Ramparts Historic Legacy
The only portion of this very entertaining and provocative book I question is Richardson’s broad claims as to Ramparts’ legacy. For example, he argues that Ramparts “must be considered the origins of the Bay Area’s current media presence in contemporary politics and current affairs.” Yet the example he cites, Daily Kos, is entirely antithetical to Ramparts. Kos founder Markos Moulitsas regularly rails against the type of sectarian politics that Ramparts promoted, and unlike Daily Kos, Ramparts hardly promoted electing Democrats as the route to social change.
Similarly, while Richardson touts Ramparts’ role in helping transform the Black Panthers from “a handful of armed militants into internationally respected revolutionaries,” his depiction of the publication’s cover-up of Panther wrongs raises questions as to Ramparts’ role in propagating this phony image. My reading of the book showed a bunch of young, white, primarily Jewish radicals so excited to be around African-Americans spouting revolutionary rhetoric that they ignored Cleaver’s violence against women, Newton’s violence against friend and foe, and the group’s extreme detachment from social and political reality.
Finally, while Richardson noted in the Introduction that he was surprised to recognize “the key contributions made by women to the magazine’s success,” Ramparts was a male-dominated as other New Left groups. While women authored stories, the publication Richardson writes about was dominated and controlled by men.
These concerns aside, Richardson has performed a remarkable public service in reviving the history of a publication that changed the face of American journalism. Readers will be struck by the many prominent figures that got their start at Ramparts, and will be left wondering how the contributions of such a vital publication were largely forgotten until Richardson’s heroic retrieval.

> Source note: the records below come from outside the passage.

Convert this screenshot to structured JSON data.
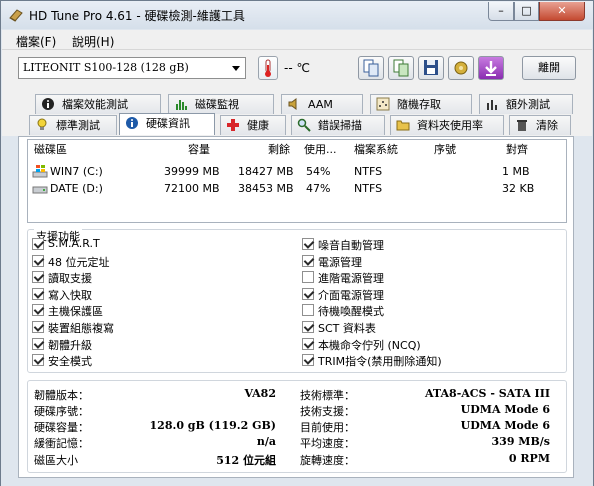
{
  "window": {
    "title": "HD Tune Pro 4.61 - 硬碟檢測-維護工具",
    "min": "–",
    "max": "□",
    "close": "✕"
  },
  "menu": [
    {
      "label": "檔案(F)"
    },
    {
      "label": "說明(H)"
    }
  ],
  "toolbar": {
    "drive": "LITEONIT S100-128        (128 gB)",
    "temperature": "-- ℃",
    "exit_label": "離開"
  },
  "tabs_row1": [
    "檔案效能測試",
    "磁碟監視",
    "AAM",
    "隨機存取",
    "額外測試"
  ],
  "tabs_row2": [
    "標準測試",
    "硬碟資訊",
    "健康",
    "錯誤掃描",
    "資料夾使用率",
    "清除"
  ],
  "partitions": {
    "headers": [
      "磁碟區",
      "容量",
      "剩餘",
      "使用...",
      "檔案系統",
      "序號",
      "對齊"
    ],
    "rows": [
      {
        "name": "WIN7 (C:)",
        "capacity": "39999 MB",
        "free": "18427 MB",
        "used": "54%",
        "fs": "NTFS",
        "serial": "",
        "align": "1 MB"
      },
      {
        "name": "DATE (D:)",
        "capacity": "72100 MB",
        "free": "38453 MB",
        "used": "47%",
        "fs": "NTFS",
        "serial": "",
        "align": "32 KB"
      }
    ]
  },
  "features": {
    "title": "支援功能",
    "left": [
      {
        "label": "S.M.A.R.T",
        "checked": true
      },
      {
        "label": "48 位元定址",
        "checked": true
      },
      {
        "label": "讀取支援",
        "checked": true
      },
      {
        "label": "寫入快取",
        "checked": true
      },
      {
        "label": "主機保護區",
        "checked": true
      },
      {
        "label": "裝置組態複寫",
        "checked": true
      },
      {
        "label": "韌體升級",
        "checked": true
      },
      {
        "label": "安全模式",
        "checked": true
      }
    ],
    "right": [
      {
        "label": "噪音自動管理",
        "checked": true
      },
      {
        "label": "電源管理",
        "checked": true
      },
      {
        "label": "進階電源管理",
        "checked": false
      },
      {
        "label": "介面電源管理",
        "checked": true
      },
      {
        "label": "待機喚醒模式",
        "checked": false
      },
      {
        "label": "SCT 資料表",
        "checked": true
      },
      {
        "label": "本機命令佇列 (NCQ)",
        "checked": true
      },
      {
        "label": "TRIM指令(禁用刪除通知)",
        "checked": true
      }
    ]
  },
  "info": {
    "left": [
      {
        "label": "韌體版本：",
        "value": "VA82"
      },
      {
        "label": "硬碟序號：",
        "value": ""
      },
      {
        "label": "硬碟容量：",
        "value": "128.0 gB (119.2 GB)"
      },
      {
        "label": "緩衝記憶：",
        "value": "n/a"
      },
      {
        "label": "磁區大小",
        "value": "512 位元組"
      }
    ],
    "right": [
      {
        "label": "技術標準：",
        "value": "ATA8-ACS - SATA III"
      },
      {
        "label": "技術支援：",
        "value": "UDMA Mode 6"
      },
      {
        "label": "目前使用：",
        "value": "UDMA Mode 6"
      },
      {
        "label": "平均速度：",
        "value": "339 MB/s"
      },
      {
        "label": "旋轉速度：",
        "value": "0 RPM"
      }
    ]
  }
}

Randy Shaw is the author of Beyond the Fields: Cesar Chavez, the UFW and the Struggle for Justice in the 21st Century.Filed under: Book Reviews